  8. Matrix Multiplication Order

    Thanks for the great replies guys!
  9. Matrix Multiplication Order

      Ah that worked, thanks! Is there any reason why the DirectX math library uses row major and then decides to switch in HLSL to column?
  10. Matrix Multiplication Order

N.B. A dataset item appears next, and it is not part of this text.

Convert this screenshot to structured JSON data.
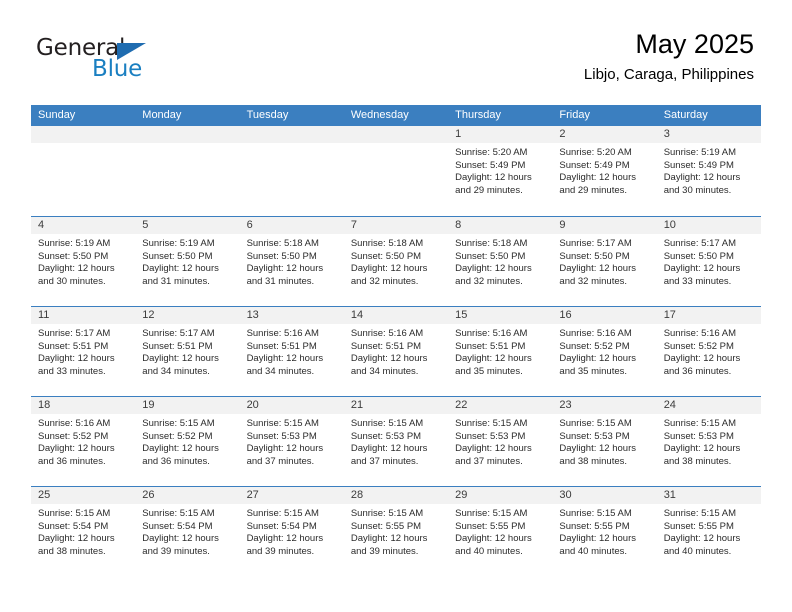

      That didn't work :(
  11. I have a question about matrix multiplication order in HLSL. For example in C++ I do the following: XMMATRIX matFinal = matWorld * matView * matProj; This works correctly and I just upload the final matrix to the GPU and do  position = mul(matWorld, position) But when I transfer each matrix individually and try and to the multiplication in the shader I doesn't work... Example: float4x4 matFinal = mul(mul(matWorld, matView), matProj); position = mul(matFinal, position); If anyone could explain or point me in the right direction that would be great   Thanks.
  12. I really like the look of WTL, looks much cleaner!   So I've been looking into things and found that during the window creation you can allocate extra bytes during the window creation with WNDCLASSEX.cbWndExtra. where you then create your window you can pass a pointer from CreateWindowEx() through to the lparam of the WM_CREATE message and store that pointer using SetWindowLongPtr. Then every time the in the message loop you can get that pointer with the specified HWND... Is this correct way of doing this? Example:   Thanks again for the help LRESULT CALLBACK Window::WindowProc(HWND hWnd, UINT message, WPARAM wParam, LPARAM lParam) { Window* window = (Window*)GetWindowLongPtr(hWnd, 0); switch(message) { case WM_CREATE: { CREATESTRUCT* cs = (CREATESTRUCT*) lParam; SetWindowLongPtr(hWnd, 0, (LONG_PTR) cs->lpCreateParams; } break; } } void Window::Create() { ZeroMemory(&wc, sizeof(WNDCLASSEX)); wc.cbSize = sizeof(WNDCLASSEX); wc.style = CS_HREDRAW | CS_VREDRAW; wc.lpfnWndProc = WindowProc; wc.cbClsExtra = 0; wc.cbWndExtra = sizeof(Window*); //Allocate extra space for a pointer to the Window wc.hInstance = hInstance; wc.hCursor = LoadCursor(NULL, IDC_ARROW); wc.lpszClassName = "GameClass"; RegisterClassEx(&wc); RECT wr = {0, 0, windowWidth, windowHeight}; AdjustWindowRect(&wr, WS_OVERLAPPEDWINDOW, FALSE); hWnd = CreateWindowEx(NULL, "GameClass", windowTitle.c_str(), WS_OVERLAPPEDWINDOW, 300, 100, wr.right - wr.left, wr.bottom - wr.top, NULL, NULL, hInstance, this); //Pass a pointer to this to WM_CREATE }